Filter the listing below down to the lines holding the word "dish", and copy those lines.

**Listed records**.
__________
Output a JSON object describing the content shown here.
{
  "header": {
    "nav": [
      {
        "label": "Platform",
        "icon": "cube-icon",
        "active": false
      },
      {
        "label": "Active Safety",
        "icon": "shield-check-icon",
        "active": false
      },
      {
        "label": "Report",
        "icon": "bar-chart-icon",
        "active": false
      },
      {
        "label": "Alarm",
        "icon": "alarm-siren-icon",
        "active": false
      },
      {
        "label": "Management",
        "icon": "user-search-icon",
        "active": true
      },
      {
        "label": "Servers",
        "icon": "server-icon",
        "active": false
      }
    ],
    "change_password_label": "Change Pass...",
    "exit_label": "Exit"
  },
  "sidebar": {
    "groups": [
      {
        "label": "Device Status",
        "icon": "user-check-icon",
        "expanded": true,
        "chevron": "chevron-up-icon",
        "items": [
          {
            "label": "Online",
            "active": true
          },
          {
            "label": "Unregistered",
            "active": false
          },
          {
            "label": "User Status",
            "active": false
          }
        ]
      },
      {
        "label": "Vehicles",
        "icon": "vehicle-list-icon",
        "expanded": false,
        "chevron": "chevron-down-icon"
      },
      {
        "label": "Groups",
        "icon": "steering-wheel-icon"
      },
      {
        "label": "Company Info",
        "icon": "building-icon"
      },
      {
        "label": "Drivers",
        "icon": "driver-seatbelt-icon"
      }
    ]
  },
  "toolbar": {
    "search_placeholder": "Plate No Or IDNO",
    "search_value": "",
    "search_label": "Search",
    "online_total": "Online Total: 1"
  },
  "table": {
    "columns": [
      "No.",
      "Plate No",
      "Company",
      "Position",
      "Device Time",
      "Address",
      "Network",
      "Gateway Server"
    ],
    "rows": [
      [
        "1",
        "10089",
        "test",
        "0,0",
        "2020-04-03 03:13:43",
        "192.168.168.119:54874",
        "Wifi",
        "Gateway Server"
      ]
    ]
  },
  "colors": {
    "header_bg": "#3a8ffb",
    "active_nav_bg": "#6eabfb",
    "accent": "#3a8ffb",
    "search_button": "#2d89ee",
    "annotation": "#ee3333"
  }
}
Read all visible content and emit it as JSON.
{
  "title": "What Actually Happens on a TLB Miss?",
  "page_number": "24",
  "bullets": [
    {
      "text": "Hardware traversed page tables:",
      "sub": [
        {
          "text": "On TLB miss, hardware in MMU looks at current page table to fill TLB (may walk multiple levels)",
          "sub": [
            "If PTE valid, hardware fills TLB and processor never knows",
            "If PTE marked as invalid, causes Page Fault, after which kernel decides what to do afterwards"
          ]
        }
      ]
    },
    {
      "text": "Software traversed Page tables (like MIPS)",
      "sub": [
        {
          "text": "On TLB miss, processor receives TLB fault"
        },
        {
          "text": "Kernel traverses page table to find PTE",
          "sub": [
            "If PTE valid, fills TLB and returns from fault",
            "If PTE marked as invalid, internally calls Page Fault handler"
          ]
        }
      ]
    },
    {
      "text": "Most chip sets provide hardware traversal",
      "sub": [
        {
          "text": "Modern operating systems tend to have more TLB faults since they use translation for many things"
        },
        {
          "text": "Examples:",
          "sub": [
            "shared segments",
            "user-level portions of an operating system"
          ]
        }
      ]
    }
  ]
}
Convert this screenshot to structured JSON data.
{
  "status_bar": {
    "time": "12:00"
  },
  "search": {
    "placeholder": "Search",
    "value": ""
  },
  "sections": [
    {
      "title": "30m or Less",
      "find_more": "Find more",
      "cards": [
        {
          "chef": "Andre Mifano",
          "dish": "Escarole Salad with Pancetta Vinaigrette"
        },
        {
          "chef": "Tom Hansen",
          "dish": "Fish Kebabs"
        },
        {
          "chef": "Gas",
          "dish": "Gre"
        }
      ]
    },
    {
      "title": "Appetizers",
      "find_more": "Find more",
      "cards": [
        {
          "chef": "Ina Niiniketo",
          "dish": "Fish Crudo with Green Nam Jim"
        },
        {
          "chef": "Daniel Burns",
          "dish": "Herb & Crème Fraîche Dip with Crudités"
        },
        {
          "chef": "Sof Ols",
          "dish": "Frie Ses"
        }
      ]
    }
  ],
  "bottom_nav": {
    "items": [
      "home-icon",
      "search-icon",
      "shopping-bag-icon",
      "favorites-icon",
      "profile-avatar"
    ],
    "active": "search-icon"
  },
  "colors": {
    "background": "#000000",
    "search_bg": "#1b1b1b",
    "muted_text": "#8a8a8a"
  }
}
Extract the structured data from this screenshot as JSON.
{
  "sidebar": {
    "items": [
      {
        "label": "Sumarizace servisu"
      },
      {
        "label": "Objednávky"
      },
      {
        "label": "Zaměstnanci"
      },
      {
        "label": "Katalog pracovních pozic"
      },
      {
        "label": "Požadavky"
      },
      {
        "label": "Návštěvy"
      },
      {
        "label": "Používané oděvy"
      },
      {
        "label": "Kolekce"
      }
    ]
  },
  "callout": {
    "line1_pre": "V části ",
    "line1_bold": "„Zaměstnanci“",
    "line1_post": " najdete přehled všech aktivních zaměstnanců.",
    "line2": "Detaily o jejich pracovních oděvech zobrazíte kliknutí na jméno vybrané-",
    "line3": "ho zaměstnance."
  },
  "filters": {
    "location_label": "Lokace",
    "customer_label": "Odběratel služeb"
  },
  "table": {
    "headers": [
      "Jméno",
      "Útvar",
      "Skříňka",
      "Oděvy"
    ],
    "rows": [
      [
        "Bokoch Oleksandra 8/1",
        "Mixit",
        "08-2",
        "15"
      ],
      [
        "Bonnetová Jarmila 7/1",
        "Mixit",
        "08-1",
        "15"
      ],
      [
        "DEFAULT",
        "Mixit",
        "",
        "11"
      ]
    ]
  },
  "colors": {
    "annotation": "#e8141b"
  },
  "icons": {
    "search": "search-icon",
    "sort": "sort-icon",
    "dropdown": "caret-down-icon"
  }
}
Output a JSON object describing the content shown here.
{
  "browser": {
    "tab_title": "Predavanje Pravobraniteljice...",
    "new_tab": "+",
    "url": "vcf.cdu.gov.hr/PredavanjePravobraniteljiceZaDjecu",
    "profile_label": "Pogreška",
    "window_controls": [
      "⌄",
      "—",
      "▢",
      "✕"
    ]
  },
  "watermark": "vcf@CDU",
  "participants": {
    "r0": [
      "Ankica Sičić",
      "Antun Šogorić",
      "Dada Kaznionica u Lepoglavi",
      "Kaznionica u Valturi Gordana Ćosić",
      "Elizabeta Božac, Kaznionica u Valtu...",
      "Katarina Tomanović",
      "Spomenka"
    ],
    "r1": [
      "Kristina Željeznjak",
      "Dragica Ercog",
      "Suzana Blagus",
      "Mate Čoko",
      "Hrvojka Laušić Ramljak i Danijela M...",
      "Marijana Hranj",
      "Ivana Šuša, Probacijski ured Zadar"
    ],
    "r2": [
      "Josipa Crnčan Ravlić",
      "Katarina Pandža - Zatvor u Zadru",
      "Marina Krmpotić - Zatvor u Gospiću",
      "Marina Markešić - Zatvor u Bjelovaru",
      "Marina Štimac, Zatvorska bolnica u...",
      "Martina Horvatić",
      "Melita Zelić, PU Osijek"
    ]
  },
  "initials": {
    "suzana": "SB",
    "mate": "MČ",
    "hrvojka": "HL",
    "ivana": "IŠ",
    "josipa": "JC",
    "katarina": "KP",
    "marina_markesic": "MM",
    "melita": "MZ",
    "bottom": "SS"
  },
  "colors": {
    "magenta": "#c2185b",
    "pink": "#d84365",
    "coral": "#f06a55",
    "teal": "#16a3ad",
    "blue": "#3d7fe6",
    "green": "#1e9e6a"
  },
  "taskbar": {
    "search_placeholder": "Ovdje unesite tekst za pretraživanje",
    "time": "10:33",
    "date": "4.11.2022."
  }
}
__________
**Exercise output**.
          "dish": "Escarole Salad with Pancetta Vinaigrette"
          "dish": "Fish Kebabs"
          "dish": "Gre"
          "dish": "Fish Crudo with Green Nam Jim"
          "dish": "Herb & Crème Fraîche Dip with Crudités"
          "dish": "Frie Ses"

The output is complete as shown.